Excerpts from a dataset
BEGIN
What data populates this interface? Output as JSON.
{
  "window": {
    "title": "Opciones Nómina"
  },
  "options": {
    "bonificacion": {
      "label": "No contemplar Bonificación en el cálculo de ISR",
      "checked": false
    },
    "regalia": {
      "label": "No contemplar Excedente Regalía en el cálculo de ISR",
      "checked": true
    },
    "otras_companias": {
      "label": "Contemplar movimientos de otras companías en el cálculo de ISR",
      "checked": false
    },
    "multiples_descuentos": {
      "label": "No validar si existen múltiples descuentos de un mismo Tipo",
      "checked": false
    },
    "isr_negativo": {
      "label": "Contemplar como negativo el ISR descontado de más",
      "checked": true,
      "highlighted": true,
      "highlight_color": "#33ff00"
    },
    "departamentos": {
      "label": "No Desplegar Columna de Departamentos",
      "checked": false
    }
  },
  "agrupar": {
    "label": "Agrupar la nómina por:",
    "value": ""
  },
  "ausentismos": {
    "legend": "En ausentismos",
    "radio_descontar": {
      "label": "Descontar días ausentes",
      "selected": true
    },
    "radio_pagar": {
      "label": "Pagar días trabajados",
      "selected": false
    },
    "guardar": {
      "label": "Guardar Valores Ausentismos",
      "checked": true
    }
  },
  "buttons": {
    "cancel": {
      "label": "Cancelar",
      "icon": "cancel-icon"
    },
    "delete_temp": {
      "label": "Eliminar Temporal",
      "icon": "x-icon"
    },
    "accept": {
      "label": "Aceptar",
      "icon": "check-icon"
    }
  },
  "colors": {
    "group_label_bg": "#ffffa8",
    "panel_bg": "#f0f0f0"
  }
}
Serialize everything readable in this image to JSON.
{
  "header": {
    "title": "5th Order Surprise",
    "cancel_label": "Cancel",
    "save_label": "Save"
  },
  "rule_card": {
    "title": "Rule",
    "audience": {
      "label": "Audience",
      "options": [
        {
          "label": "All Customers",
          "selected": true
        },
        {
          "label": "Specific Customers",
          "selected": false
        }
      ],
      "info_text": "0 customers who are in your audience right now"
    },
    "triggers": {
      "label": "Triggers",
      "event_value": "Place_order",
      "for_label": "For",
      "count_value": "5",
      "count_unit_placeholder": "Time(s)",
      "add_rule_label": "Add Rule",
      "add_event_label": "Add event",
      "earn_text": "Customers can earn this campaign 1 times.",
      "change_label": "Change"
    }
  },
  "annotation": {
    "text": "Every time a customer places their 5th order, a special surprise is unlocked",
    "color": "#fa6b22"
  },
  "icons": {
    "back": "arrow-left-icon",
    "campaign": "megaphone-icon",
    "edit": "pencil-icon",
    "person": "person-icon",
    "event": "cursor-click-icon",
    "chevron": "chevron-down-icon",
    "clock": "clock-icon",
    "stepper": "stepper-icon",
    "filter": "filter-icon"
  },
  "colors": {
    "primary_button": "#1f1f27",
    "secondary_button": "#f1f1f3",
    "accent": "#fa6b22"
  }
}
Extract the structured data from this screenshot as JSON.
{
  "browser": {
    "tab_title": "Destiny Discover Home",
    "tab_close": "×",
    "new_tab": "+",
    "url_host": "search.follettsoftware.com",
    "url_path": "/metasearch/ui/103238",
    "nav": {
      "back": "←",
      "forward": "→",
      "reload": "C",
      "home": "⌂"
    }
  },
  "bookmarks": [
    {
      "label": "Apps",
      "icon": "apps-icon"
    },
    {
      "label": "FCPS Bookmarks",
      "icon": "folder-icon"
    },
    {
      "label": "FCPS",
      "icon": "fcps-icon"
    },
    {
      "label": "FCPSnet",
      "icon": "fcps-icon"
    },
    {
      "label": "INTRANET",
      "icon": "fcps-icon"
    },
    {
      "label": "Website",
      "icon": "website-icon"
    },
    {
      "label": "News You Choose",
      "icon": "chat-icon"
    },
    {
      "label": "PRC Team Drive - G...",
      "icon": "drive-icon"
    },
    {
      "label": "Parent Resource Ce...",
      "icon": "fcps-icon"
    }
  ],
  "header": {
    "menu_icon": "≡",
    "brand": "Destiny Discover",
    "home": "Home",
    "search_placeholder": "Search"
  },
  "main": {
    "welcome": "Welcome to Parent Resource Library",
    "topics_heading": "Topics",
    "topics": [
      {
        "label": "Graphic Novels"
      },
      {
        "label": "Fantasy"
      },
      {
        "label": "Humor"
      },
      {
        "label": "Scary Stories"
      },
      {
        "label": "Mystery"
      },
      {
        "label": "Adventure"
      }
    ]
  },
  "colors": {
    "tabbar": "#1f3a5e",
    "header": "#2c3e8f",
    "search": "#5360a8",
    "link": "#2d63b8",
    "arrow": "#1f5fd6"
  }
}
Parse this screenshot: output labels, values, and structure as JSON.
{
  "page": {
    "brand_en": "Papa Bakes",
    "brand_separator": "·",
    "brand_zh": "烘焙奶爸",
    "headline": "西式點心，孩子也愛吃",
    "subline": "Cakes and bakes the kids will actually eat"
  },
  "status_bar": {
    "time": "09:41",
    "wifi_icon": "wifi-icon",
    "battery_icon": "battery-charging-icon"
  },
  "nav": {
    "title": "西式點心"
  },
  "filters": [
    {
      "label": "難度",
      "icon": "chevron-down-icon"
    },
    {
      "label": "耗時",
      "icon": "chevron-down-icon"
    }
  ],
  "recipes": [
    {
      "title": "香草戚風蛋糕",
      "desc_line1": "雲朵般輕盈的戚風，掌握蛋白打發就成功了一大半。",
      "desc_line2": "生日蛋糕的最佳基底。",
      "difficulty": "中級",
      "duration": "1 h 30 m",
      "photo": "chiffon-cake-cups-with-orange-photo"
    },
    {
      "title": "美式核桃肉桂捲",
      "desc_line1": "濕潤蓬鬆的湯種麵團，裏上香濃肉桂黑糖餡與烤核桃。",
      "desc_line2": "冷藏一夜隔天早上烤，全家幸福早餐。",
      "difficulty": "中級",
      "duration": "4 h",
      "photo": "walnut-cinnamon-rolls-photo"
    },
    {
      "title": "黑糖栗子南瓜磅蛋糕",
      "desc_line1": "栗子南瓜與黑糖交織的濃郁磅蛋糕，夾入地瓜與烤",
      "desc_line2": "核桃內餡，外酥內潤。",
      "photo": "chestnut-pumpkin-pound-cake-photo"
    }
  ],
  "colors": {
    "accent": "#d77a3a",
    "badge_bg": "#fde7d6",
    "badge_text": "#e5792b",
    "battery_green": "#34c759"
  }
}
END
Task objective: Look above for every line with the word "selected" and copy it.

Written reply:
      "selected": true
      "selected": false
          "selected": true
          "selected": false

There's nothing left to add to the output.